Deepavali has always started with the practice of having an oil bath early in the morning. No one told me why and when I questioned the ritual, I almost always got chided for asking too many questions. Of course, with age grew curiosity and (a bit of) intelligence to find out the answers to my own questions. With each passing year, the celebration of Deepavali became more significant and the practices made more sense to me. However, on a side note, I still dislike having oil all over my body.
What surfaces without fail every Deepavali are my childhood memories of the festival. For starters, I recall how my parents decided on my outfit for the day. Not to mention how (atrociously) they used to dress me up – that extra layer of talcum powder dabbed all over my face, the finishing touch that was the little black dot on the cheek and my hairstyle that has never changed till today. The only thing that I liked about their choice of attire was the very fact that it was something traditional. As I grew older, my own sense of fashion started kicking in.
I’m proud to say that I have always opted for traditional Indian wear instead of a long sleeved shirt or a polo-tee.
Following the dressing up is the long day of visiting every single relative’s home. At each house you would be presented with a buffet spread of (almost the same) Indian dishes. You would have to eat at every house even if you felt like your stomach was on the verge of exploding. Also, each year, without fail, you would hear your relatives exclaiming in shock, “How much you have grown! The last time I saw you, you were this small!” I was a quiet boy back then, so I would remain silent and grin from ear to ear. But these days, my relatives know better than to say such things to me. (Hee!)
I fondly recall a particular year during which Deepavali comprised of a string of mishaps! It started off with me jumping around my house like a monkey. Somehow I had managed to kick a huge vase that was placed at the corner of my balcony and of course, it shattered! Thus far, that has been the only day on which I did not get a good scolding from my parents for my mischief. Why? Simply because it was Deepavali. Thank God for that! And it didn’t stop there. At one of the houses we visited, I dropped a glass of drink and it shattered – again! Everyone just dismissed it as an act of careless by a young innocent boy. Phew! And… moving on to the next house…
While I was happily sipping my cup of Coca Cola – don’t ask me how it happened – but I somehow managed to bite a portion of the cup with my teeth.
Those who were seated around me heard the crunching sound and panicked. Of course, I didn’t get scolded, yet again. They were far more concerned about me swallowing the shards of glass. Till today, I wonder how I managed to break brittle items on three different occasions, on the very same Deepavali. Unknowingly, I had still kept to my superstitious practice of carrying out tasks in a group of odd numbers, particularly in threes!

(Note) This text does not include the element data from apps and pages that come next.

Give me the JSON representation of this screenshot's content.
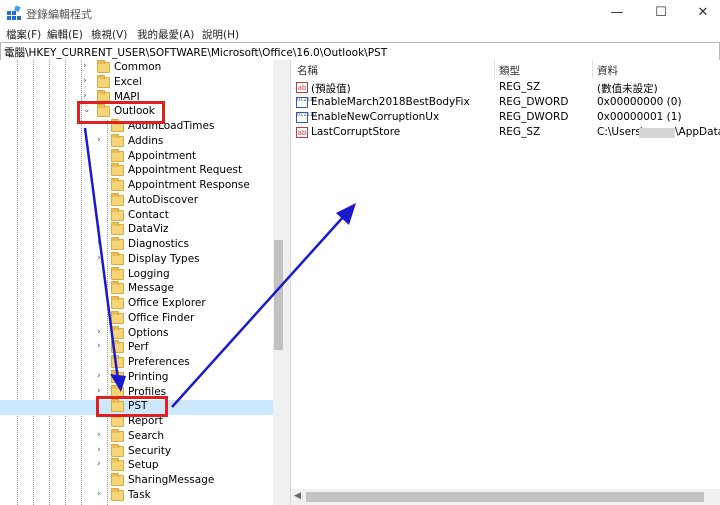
{
  "window": {
    "title": "登錄編輯程式",
    "minimize_glyph": "—",
    "maximize_glyph": "☐",
    "close_glyph": "✕"
  },
  "menu": [
    "檔案(F)",
    "編輯(E)",
    "檢視(V)",
    "我的最愛(A)",
    "說明(H)"
  ],
  "address": "電腦\\HKEY_CURRENT_USER\\SOFTWARE\\Microsoft\\Office\\16.0\\Outlook\\PST",
  "tree": {
    "expanded_glyph": "⌄",
    "collapsed_glyph": "›",
    "top_nodes": [
      {
        "label": "Common",
        "expandable": true
      },
      {
        "label": "Excel",
        "expandable": true
      },
      {
        "label": "MAPI",
        "expandable": true
      },
      {
        "label": "Outlook",
        "expandable": true,
        "expanded": true,
        "highlighted": true
      }
    ],
    "outlook_children": [
      {
        "label": "AddInLoadTimes",
        "expandable": false
      },
      {
        "label": "Addins",
        "expandable": true
      },
      {
        "label": "Appointment",
        "expandable": false
      },
      {
        "label": "Appointment Request",
        "expandable": false
      },
      {
        "label": "Appointment Response",
        "expandable": false
      },
      {
        "label": "AutoDiscover",
        "expandable": false
      },
      {
        "label": "Contact",
        "expandable": false
      },
      {
        "label": "DataViz",
        "expandable": true
      },
      {
        "label": "Diagnostics",
        "expandable": true
      },
      {
        "label": "Display Types",
        "expandable": true
      },
      {
        "label": "Logging",
        "expandable": false
      },
      {
        "label": "Message",
        "expandable": false
      },
      {
        "label": "Office Explorer",
        "expandable": false
      },
      {
        "label": "Office Finder",
        "expandable": false
      },
      {
        "label": "Options",
        "expandable": true
      },
      {
        "label": "Perf",
        "expandable": true
      },
      {
        "label": "Preferences",
        "expandable": false
      },
      {
        "label": "Printing",
        "expandable": true
      },
      {
        "label": "Profiles",
        "expandable": true
      },
      {
        "label": "PST",
        "expandable": false,
        "selected": true,
        "highlighted": true
      },
      {
        "label": "Report",
        "expandable": false
      },
      {
        "label": "Search",
        "expandable": true
      },
      {
        "label": "Security",
        "expandable": true
      },
      {
        "label": "Setup",
        "expandable": true
      },
      {
        "label": "SharingMessage",
        "expandable": false
      },
      {
        "label": "Task",
        "expandable": true
      }
    ]
  },
  "values_pane": {
    "columns": [
      "名稱",
      "類型",
      "資料"
    ],
    "rows": [
      {
        "icon": "string-value-icon",
        "icon_text": "ab",
        "name": "(預設值)",
        "type": "REG_SZ",
        "data": "(數值未設定)"
      },
      {
        "icon": "binary-value-icon",
        "icon_text": "011\n110",
        "name": "EnableMarch2018BestBodyFix",
        "type": "REG_DWORD",
        "data": "0x00000000 (0)"
      },
      {
        "icon": "binary-value-icon",
        "icon_text": "011\n110",
        "name": "EnableNewCorruptionUx",
        "type": "REG_DWORD",
        "data": "0x00000001 (1)"
      },
      {
        "icon": "string-value-icon",
        "icon_text": "ab",
        "name": "LastCorruptStore",
        "type": "REG_SZ",
        "data_prefix": "C:\\Users\\",
        "data_suffix": "\\AppData\\"
      }
    ]
  },
  "colors": {
    "annotation_red": "#e02020",
    "annotation_blue": "#1a1acc"
  }
}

These childish mishaps remain etched in my heart together with the happy moments of the festival of lights, such as enjoying the food, receiving packets of money, visiting relatives I never knew existed, getting to dress up, and feasting on ‘murukku‘ and ‘kuehs‘! Most importantly, it is being able to wish people in Tamil – “தீபாவளி நல்வாழ்த்துக்கள்!” that I really love! I guess some things don’t change. So… தீபாவளி நல்வாழ்த்துக்கள்!